Target Populations

One of the key distinctions between occupational therapy and ABA therapy lies in their target populations. Occupational therapy caters to a broad spectrum of individuals, spanning across age groups and addressing a wide range of conditions. From children with developmental delays to adults recovering from injuries or managing chronic conditions, OT is versatile in its applicability.

In contrast, ABA therapy is predominantly associated with addressing the unique needs of individuals with autism spectrum disorder. ABA is considered one of the most effective interventions for individuals with ASD, helping them develop crucial life skills, improve communication, and manage challenging behaviors. While ABA can be beneficial for other populations, its primary focus remains on those with autism.

Methods and Techniques

Occupational therapy and ABA therapy employ distinct methodologies and techniques to achieve their respective goals. Occupational therapists use a variety of modalities, including hands-on activities, adaptive equipment, and therapeutic exercises. The focus is on enhancing functional skills and promoting independence in daily activities.

ABA therapy relies heavily on behavior modification techniques. Behavior plans are designed based on the principles of reinforcement, with therapists implementing strategies to reinforce positive behaviors and discourage undesirable ones. Data collection is a crucial aspect of ABA, allowing therapists to track progress and make informed adjustments to intervention plans.

When to Choose ABA Therapy vs. Occupational Therapy

Individuals grappling with challenging behaviors, especially those diagnosed with autism spectrum disorders (ASD) exhibiting repetitive actions or struggling with social interactions, may find ABA more suitable than OT. ABA’s core strength lies in behavior modification, making it an optimal choice for those in need of targeted interventions to address and diminish challenging behaviors. Additionally, individuals requiring intensive skill development, particularly in communication, socialization, and daily living skills, may benefit significantly from ABA’s structured and systematic teaching methods. 

ABA Therapy Interventions at Empower Behavioral Health

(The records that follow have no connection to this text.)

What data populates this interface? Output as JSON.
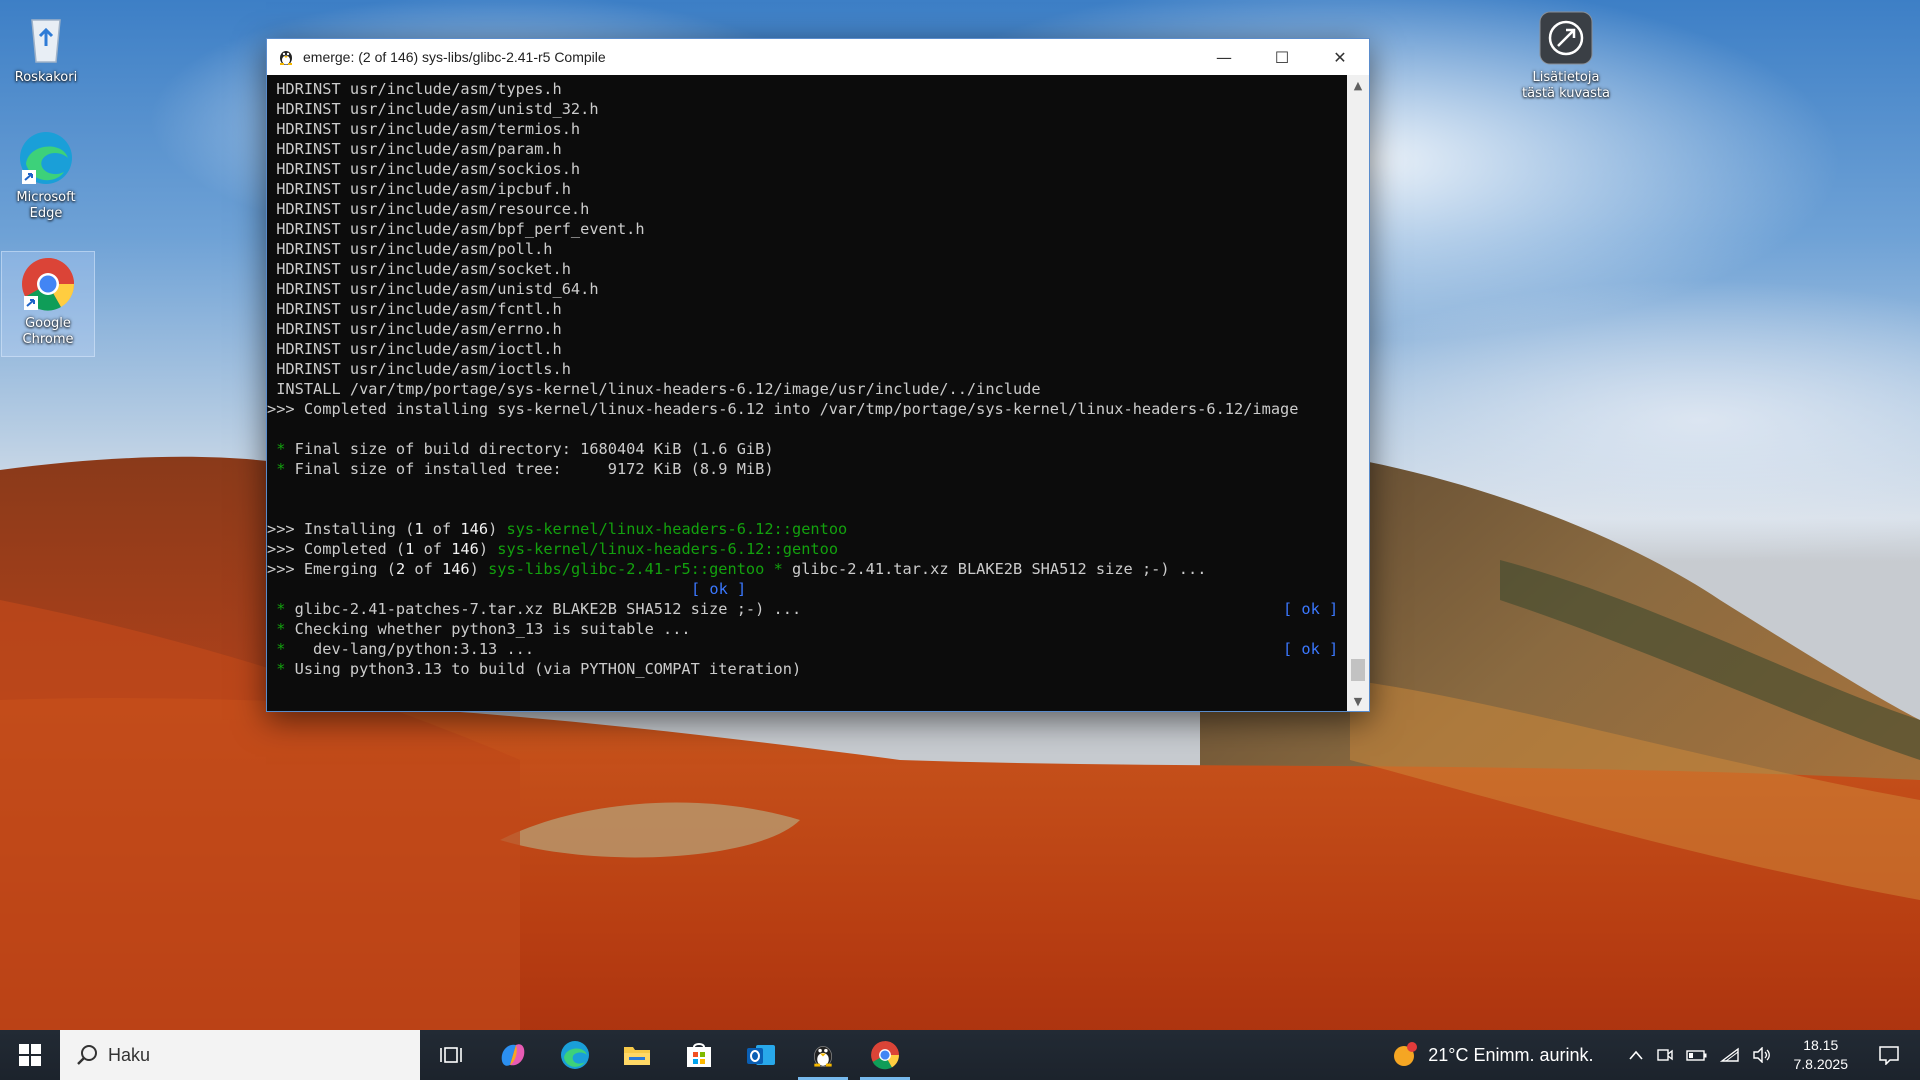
{
  "desktop": {
    "icons": [
      {
        "label": "Roskakori"
      },
      {
        "label": "Microsoft Edge"
      },
      {
        "label": "Google Chrome"
      },
      {
        "label": "Lisätietoja tästä kuvasta"
      }
    ]
  },
  "window": {
    "title": "emerge: (2 of 146) sys-libs/glibc-2.41-r5 Compile",
    "minimize": "—",
    "maximize": "☐",
    "close": "✕"
  },
  "terminal": {
    "hdrinst": [
      " HDRINST usr/include/asm/types.h",
      " HDRINST usr/include/asm/unistd_32.h",
      " HDRINST usr/include/asm/termios.h",
      " HDRINST usr/include/asm/param.h",
      " HDRINST usr/include/asm/sockios.h",
      " HDRINST usr/include/asm/ipcbuf.h",
      " HDRINST usr/include/asm/resource.h",
      " HDRINST usr/include/asm/bpf_perf_event.h",
      " HDRINST usr/include/asm/poll.h",
      " HDRINST usr/include/asm/socket.h",
      " HDRINST usr/include/asm/unistd_64.h",
      " HDRINST usr/include/asm/fcntl.h",
      " HDRINST usr/include/asm/errno.h",
      " HDRINST usr/include/asm/ioctl.h",
      " HDRINST usr/include/asm/ioctls.h"
    ],
    "install_line": " INSTALL /var/tmp/portage/sys-kernel/linux-headers-6.12/image/usr/include/../include",
    "completed_install": ">>> Completed installing sys-kernel/linux-headers-6.12 into /var/tmp/portage/sys-kernel/linux-headers-6.12/image",
    "star": " *",
    "final_build": " Final size of build directory: 1680404 KiB (1.6 GiB)",
    "final_tree": " Final size of installed tree:     9172 KiB (8.9 MiB)",
    "installing_prefix": ">>> Installing (",
    "installing_n": "1",
    "installing_of": " of ",
    "installing_total": "146",
    "installing_close": ") ",
    "installing_pkg": "sys-kernel/linux-headers-6.12::gentoo",
    "completed_prefix": ">>> Completed (",
    "completed_n": "1",
    "completed_of": " of ",
    "completed_total": "146",
    "completed_close": ") ",
    "completed_pkg": "sys-kernel/linux-headers-6.12::gentoo",
    "emerging_prefix": ">>> Emerging (",
    "emerging_n": "2",
    "emerging_of": " of ",
    "emerging_total": "146",
    "emerging_close": ") ",
    "emerging_pkg": "sys-libs/glibc-2.41-r5::gentoo",
    "emerging_rest": " glibc-2.41.tar.xz BLAKE2B SHA512 size ;-) ...",
    "ok_label": "[ ok ]",
    "patches_line": " glibc-2.41-patches-7.tar.xz BLAKE2B SHA512 size ;-) ...",
    "checking_line": " Checking whether python3_13 is suitable ...",
    "devlang_line": "   dev-lang/python:3.13 ...",
    "using_line": " Using python3.13 to build (via PYTHON_COMPAT iteration)"
  },
  "taskbar": {
    "search_label": "Haku",
    "weather": "21°C  Enimm. aurink.",
    "time": "18.15",
    "date": "7.8.2025"
  },
  "colors": {
    "terminal_bg": "#0c0c0c",
    "terminal_text": "#cccccc",
    "green": "#13a10e",
    "ok_blue": "#3b78ff",
    "taskbar_bg": "#1f2833"
  }
}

If you are seeking personalized and effective interventions for individuals with autism spectrum disorder (ASD), look no further than ABA therapy at Empower. If you’re seeking comprehensive support and evidence-based strategies to address behavioral challenges and promote skill development in individuals with ASD, take the first step. Contact us today to get started.